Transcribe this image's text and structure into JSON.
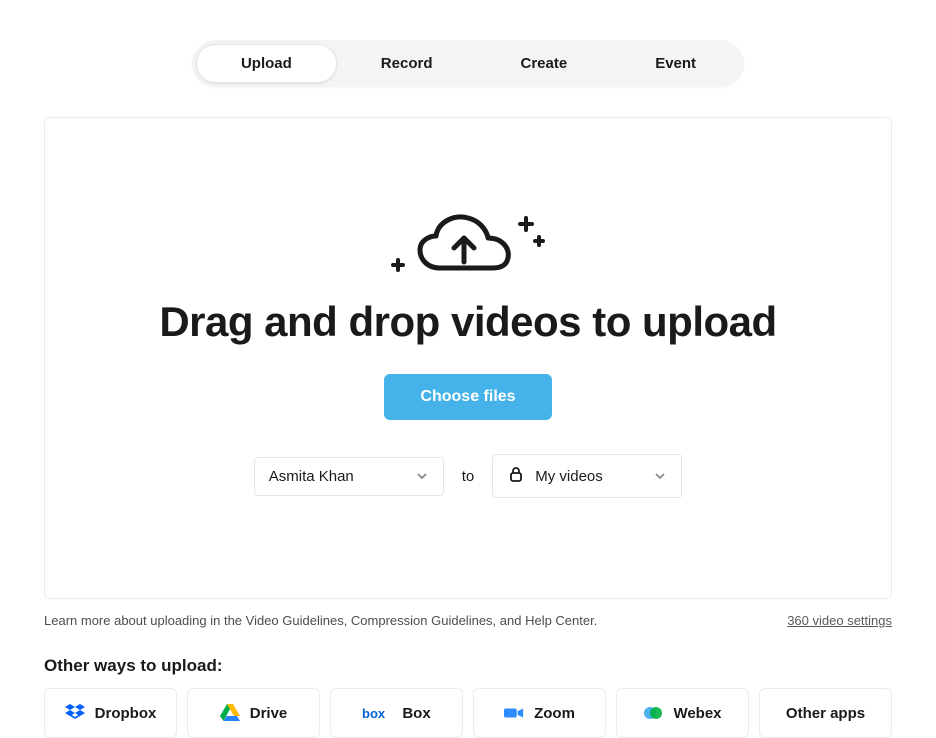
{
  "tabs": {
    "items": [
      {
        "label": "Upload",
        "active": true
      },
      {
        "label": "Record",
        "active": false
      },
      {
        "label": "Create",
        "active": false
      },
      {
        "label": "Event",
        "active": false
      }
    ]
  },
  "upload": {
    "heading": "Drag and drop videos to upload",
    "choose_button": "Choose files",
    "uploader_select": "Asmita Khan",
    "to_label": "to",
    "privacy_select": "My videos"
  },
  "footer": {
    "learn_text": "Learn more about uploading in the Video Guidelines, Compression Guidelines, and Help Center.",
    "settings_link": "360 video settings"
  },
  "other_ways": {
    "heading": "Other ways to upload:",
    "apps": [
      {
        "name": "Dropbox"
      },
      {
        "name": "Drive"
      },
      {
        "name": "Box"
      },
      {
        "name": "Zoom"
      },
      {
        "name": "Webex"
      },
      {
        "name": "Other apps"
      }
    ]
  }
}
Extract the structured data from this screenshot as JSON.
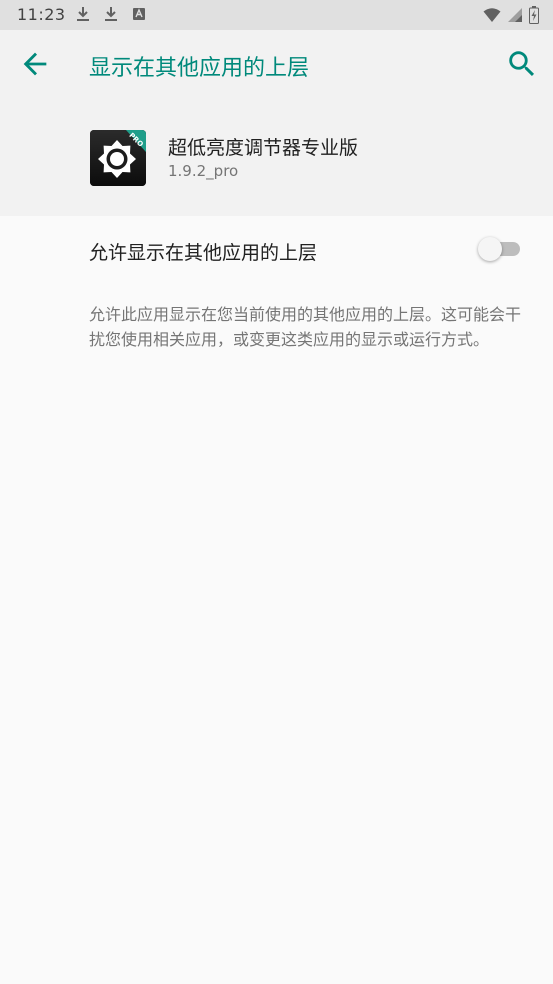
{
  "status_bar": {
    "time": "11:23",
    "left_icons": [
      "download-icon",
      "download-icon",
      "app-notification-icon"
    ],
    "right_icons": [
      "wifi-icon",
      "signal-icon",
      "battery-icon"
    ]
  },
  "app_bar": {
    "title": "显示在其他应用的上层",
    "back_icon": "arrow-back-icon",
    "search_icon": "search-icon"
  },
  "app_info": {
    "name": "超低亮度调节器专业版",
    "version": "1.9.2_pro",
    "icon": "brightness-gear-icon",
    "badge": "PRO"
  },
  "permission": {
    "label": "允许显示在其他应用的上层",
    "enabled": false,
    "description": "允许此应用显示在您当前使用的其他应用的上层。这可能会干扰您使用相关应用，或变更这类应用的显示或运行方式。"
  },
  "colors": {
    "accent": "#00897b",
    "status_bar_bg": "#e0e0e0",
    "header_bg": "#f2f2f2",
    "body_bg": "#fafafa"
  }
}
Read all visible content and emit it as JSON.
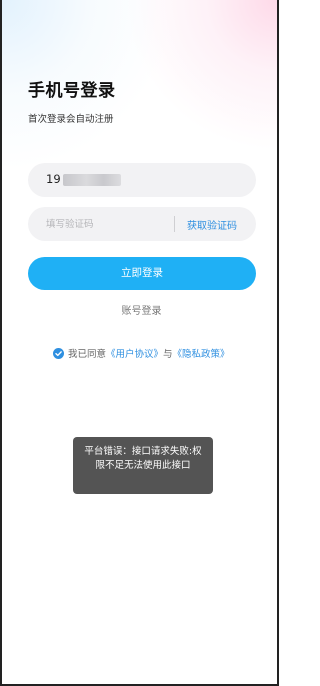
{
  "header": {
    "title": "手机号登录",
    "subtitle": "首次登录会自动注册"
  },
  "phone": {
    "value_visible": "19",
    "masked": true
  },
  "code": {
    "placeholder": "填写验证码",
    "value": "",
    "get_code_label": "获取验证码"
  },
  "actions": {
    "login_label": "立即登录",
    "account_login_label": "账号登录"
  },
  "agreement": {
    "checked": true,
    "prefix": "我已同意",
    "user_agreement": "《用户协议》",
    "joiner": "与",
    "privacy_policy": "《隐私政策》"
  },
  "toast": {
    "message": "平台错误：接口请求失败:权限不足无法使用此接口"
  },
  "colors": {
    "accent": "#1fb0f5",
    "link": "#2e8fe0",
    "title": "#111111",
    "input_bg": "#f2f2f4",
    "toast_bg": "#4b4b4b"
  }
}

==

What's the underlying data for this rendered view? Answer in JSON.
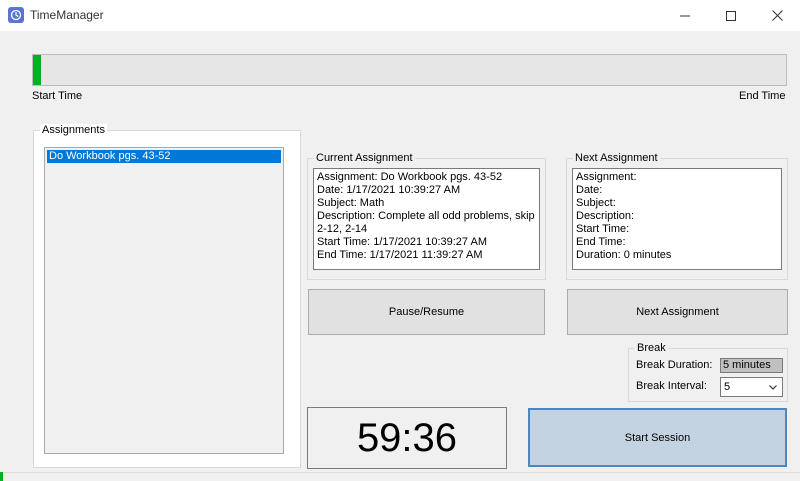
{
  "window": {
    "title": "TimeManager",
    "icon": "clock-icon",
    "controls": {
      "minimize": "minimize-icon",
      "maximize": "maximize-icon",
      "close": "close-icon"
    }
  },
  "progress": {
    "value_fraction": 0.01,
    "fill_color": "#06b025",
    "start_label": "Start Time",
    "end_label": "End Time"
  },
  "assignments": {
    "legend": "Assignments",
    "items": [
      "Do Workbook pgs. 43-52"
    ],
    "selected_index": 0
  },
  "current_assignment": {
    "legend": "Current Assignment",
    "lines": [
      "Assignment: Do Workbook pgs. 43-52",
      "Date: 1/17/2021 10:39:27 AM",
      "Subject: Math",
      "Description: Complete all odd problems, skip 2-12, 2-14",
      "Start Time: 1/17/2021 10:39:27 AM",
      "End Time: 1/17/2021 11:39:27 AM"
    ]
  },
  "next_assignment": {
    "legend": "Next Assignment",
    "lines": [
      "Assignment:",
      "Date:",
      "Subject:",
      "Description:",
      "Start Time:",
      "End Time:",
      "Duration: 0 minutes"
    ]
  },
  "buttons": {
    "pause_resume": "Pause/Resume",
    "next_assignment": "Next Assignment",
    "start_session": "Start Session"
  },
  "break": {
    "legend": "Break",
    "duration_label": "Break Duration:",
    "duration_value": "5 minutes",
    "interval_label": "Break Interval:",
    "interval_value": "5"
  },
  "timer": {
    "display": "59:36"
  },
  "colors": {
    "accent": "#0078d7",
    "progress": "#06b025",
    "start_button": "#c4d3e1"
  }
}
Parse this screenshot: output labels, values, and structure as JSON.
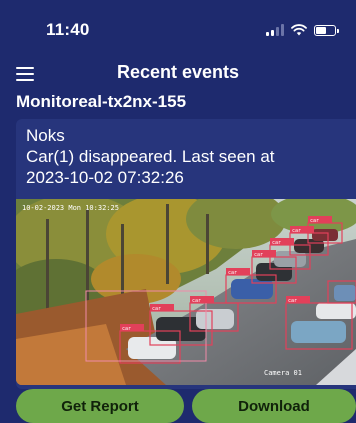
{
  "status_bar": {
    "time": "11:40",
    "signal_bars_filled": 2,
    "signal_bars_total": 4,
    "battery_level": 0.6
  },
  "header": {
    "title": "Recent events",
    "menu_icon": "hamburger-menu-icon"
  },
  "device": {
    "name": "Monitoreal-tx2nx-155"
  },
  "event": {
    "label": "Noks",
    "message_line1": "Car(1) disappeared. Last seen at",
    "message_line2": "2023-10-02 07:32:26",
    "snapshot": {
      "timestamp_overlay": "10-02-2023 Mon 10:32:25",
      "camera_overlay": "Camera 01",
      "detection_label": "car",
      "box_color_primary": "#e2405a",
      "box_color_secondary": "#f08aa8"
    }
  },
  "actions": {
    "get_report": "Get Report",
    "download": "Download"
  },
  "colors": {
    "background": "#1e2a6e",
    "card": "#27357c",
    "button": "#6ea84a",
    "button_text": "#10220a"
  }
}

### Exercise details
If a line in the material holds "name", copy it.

### Completed task
        "name": "Dropbox"
        "name": "Drive"
        "name": "Box"
        "name": "Zoom"
        "name": "Webex"
        "name": "Other apps"
    "name": "超低亮度调节器专业版",
    "name": "Monitoreal-tx2nx-155"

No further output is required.